In the original Jurassic Park movie, Alan Grant, Ellie Sattler, and Ian Malcolm are all rounded, well-developed characters with distinctive personalities and arcs throughout the movie. In Jurassic World, Owen Grady and Claire Dearing are barely even characters at all.
Beyond Owen being roguish and charismatic (purely a result of Chris Pratt’s casting) and Claire being an uptight workaholic (one of three or four stock female characters that are seen in almost every movie), there’s not much to those characters.
6 - Right: Casting Chris Pratt And Bryce Dallas Howard
While their characters didn’t make full use of their talents, Chris Pratt and Bryce Dallas Howard still made for a compelling pair of leads in Jurassic World.
Pratt brings the same goofy charm to Owen Grady that he brought to Peter Quill a year earlier (albeit without the earnest character development), while Howard brings a dry sense of humor to Claire’s humility as the indirect reason for all the chaos.
5 - Wrong: Needless Bloodshed
There’s an unofficial rule in the Jurassic franchise that the only characters who get killed by the dinosaurs are the ones who deserve it, like some jerk who stole their eggs.
For the most part, Jurassic World sticks to this rule, but there’s one scene in the middle of the movie in which the tour guide assigned to Claire’s nephews, a completely innocent and harmless character, is given perhaps the grisliest death in the entire series as she’s dragged through the sky by a pterodactyl, dropped into a big water tank, and devoured by a Mosasaurus.
4 - Right: Michael Giacchino’s Score
Michael Giacchino came aboard Jurassic World with a tremendous respect for John Williams’ beloved Jurassic Park score. He didn’t try to reinvent the wheel; in fact, he incorporated Williams’ iconic themes wherever possible.
Giacchino’s score for Jurassic World recaptures the magic of the original movie’s music better than any other Jurassic sequel’s score — including Williams’ own score for The Lost World.
3 - Wrong: Lack Of Suspense

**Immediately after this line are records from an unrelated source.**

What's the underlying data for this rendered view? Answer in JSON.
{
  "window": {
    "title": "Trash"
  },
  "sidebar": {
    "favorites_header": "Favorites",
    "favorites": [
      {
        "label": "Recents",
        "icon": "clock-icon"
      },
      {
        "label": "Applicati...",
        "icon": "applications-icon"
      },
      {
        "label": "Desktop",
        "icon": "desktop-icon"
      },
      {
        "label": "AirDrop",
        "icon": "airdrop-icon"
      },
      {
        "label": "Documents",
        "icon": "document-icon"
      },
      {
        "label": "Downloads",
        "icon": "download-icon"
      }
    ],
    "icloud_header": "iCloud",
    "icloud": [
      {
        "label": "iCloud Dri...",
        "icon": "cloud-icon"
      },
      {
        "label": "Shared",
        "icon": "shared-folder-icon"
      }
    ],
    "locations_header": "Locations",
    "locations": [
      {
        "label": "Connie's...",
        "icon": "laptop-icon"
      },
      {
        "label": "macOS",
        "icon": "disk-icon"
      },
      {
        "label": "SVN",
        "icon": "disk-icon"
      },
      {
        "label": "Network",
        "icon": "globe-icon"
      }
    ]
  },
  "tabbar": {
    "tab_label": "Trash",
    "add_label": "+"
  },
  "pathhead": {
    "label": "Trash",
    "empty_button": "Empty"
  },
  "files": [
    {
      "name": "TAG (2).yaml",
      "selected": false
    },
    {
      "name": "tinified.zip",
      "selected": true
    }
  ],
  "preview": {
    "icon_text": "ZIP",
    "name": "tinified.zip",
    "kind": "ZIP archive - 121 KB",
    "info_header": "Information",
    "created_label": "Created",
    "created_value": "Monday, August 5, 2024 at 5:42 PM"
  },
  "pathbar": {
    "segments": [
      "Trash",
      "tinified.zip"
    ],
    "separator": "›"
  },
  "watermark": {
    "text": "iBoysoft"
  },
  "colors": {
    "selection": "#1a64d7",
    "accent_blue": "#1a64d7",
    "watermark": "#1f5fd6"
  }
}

A huge part of what made the original Jurassic Park movie such a masterpiece was the Hitchcockian suspense that Spielberg brought to each set piece. From the raptors-in-the-kitchen scene to the T. rex attack, Jurassic Park is a masterclass in suspenseful filmmaking.
By contrast, Jurassic World falls flat. The camerawork and editing fail to create any suspense. Rather than being shot from the humans’ perspective like Jurassic Park, putting the audience in their shoes, Jurassic World is shot from the dinosaurs’ perspective.
2 - Right: Popcorn Thrills
It would’ve been unfair to expect Jurassic World to match the original Jurassic Park movie. Very few blockbusters have been able to pull off the balance between high-stakes action and thought-provoking themes that Jurassic Park nailed.
In the summer of 2015, Jurassic World arrived in multiplexes with a surplus of popcorn thrills, which is really all one can expect from a $150 million studio product in this day and age.
1 - Wrong: Self-Aware Nostalgia
Much like fellow 2015 franchise reboot Star Wars: The Force Awakens, Jurassic World makes heavy use of its audience’s nostalgia for the iconography of the original movie. But it goes a step further than The Force Awakens and makes that nostalgia weirdly meta and self-aware.
Jake Johnson’s nerdy control room technician character wears a t-shirt with the original Jurassic Park logo on it. His nostalgia for the failed theme park is supposed to represent fans’ nostalgia for Spielberg’s 1993 classic. In-universe, he’s nostalgic for a tragedy that killed several people and traumatized two children.